The Greencine Five, Part II: Phantom India, Tribulation 99, Immortal, Twin Peaks, Gattaca

Sometimes clicking “rent” at things that look vaguely interesting gets you classics, like I’m Not Afraid. At other times — well, you get my last two weeks of movie watching. That “Gattaca” is the highlight of the list says a lot. I would have had more fun watching any of the movies on the Awful Movie Database.


Paternalistic Marxism

Like Twin Peaks Season 2 Disk 2 (reviewed below), this second disk is one DVD too many. The director’s orientalism, marxism, and general Frenchism (calling the Jews degenerate was a nice touch) gets tiring, as does his superficially informative documentary about India. If you want to see what India’s true problems in the 1960s were, watching Commanding Heights. If you need to punish yourself to restore karma from a particularly bad dead — say, the sacking of Samarkand — then finishin Phantom India. If you liked Amin Maalouf’s In the Name of Identity, as I didn’t, you may be able to tolerate this movie.


Republicans = Molemen

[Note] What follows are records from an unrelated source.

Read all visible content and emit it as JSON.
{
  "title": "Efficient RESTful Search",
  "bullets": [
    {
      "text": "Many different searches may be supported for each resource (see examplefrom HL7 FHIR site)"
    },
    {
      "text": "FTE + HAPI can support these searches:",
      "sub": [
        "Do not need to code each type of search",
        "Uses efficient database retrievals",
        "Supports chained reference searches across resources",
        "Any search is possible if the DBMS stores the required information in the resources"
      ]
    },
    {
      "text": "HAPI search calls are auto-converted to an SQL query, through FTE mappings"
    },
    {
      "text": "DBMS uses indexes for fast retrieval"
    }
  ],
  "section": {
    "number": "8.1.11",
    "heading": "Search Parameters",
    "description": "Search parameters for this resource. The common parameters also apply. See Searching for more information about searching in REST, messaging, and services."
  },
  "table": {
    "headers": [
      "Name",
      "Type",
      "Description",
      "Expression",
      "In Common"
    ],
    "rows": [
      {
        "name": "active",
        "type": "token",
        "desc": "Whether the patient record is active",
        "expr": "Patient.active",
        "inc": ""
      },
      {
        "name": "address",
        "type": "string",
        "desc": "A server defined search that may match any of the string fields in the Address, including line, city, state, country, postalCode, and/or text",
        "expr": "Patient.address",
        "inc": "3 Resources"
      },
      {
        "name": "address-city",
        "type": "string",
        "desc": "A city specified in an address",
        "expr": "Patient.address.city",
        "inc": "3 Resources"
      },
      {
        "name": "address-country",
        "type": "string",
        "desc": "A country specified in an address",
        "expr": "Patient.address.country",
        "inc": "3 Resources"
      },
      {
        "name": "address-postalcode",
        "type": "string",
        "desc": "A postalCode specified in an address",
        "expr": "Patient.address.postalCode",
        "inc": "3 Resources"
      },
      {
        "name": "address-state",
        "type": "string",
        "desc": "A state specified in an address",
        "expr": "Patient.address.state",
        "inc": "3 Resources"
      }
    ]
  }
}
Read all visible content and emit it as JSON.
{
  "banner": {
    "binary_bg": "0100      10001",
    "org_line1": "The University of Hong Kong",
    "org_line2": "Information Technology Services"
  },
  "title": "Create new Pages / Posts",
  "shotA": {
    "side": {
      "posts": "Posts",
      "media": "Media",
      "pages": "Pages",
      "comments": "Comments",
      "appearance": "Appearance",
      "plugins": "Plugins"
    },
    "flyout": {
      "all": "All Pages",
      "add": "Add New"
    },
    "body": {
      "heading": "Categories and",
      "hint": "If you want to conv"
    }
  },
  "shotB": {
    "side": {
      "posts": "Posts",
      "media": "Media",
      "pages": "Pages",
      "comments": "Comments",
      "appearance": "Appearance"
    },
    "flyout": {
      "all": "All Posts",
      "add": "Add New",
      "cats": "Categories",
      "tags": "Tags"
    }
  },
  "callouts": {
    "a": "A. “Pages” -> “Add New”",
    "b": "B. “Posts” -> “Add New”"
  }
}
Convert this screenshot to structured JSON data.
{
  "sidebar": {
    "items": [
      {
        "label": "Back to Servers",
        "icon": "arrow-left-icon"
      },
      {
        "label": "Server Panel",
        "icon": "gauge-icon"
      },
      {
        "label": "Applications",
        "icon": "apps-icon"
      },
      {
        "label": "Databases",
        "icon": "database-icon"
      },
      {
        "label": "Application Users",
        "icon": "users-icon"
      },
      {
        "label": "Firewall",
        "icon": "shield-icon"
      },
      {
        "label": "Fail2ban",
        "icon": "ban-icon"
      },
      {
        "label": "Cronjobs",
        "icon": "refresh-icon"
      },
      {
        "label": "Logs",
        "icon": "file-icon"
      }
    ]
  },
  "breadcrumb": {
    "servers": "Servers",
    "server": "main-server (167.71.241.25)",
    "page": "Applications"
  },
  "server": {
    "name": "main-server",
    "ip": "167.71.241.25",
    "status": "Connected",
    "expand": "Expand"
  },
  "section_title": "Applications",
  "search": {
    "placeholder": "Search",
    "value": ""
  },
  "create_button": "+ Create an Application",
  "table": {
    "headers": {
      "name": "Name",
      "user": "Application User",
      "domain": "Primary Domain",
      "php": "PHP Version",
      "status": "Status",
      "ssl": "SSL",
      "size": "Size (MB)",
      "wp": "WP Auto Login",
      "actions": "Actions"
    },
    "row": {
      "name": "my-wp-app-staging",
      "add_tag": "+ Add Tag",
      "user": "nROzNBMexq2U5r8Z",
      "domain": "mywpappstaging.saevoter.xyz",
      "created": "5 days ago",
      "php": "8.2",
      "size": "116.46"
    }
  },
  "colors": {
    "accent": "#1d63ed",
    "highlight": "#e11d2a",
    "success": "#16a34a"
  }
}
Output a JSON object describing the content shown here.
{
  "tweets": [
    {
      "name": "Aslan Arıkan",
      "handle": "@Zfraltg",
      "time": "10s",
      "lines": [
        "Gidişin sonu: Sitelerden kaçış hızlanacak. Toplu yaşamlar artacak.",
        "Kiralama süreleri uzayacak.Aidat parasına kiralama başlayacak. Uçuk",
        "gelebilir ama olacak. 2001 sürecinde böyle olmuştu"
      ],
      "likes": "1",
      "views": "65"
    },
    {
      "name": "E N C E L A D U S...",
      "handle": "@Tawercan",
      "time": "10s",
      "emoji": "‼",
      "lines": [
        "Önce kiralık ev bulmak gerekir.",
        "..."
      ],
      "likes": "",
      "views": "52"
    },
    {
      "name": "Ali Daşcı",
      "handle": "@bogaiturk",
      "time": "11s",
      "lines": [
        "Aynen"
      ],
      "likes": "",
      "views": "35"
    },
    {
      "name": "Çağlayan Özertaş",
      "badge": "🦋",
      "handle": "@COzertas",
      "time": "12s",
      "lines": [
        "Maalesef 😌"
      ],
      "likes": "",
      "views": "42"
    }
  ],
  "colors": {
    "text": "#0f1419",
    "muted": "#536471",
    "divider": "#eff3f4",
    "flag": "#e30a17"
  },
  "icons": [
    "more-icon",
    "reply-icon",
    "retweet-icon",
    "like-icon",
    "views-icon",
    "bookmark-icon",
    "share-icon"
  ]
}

A real conspiracy theory wrapped inside a false one, Tribulation 99 starts out fanatistically strange.. and ends as yet another angry, campus-radical screed against Reagan, Bush, the United Fruit Company, and counter-revolutionary generally. The whole film is about 50 minutes long — watch the first half, then throw the disk away. (Or, if you subscribe to greencine, return it and get another in the mail!). Many references will be familiar to Coast to Coast AM fans. If the film hadn’t strayed so far into late-eighties-campus-leftist paranoia it would have been a classic.


Thank you, France.

Immortal deserves 3/10 stars because portions of the soundtrack are courtesy of Sigur Ros. Without this touches it’s a solid 1/10. A dull French fantasy about revolution in a futuristic New York
features, among other things, a floating pyramid and an uncomfortable fixation with schizophrenic rape.


And the murderer is…

If Season 2, Disk 1 of Twin Peaks was the equivalent of how LOST’s second season started out, Season 2, Disk 2 is the equivalent of how LOST’s third season began: awful. The pacing is slow, all the interesting stuff is missing, and the acting is hardly believable. The only redeeming feature is that the first scene of the first episode on the disk ties into the last scene of the last episode. I only watched this disk because I want to watch every episode of the series, in its proper order, by the end of the summer. Not recommended.


Run! Science!

A stylish sci-fi drama set in a futuristic 1950s, Gattaca is based on a simple fact: as variation in environment decreases, the variation in outcomes explained by genetics decreases. This is not a terrible thing — unequal environments, of course, are how we can look at low IQ across Africa without resorting to racial explanations. Gattaca drags on, but makes one think a lot. Final verdict: Below-average but still good.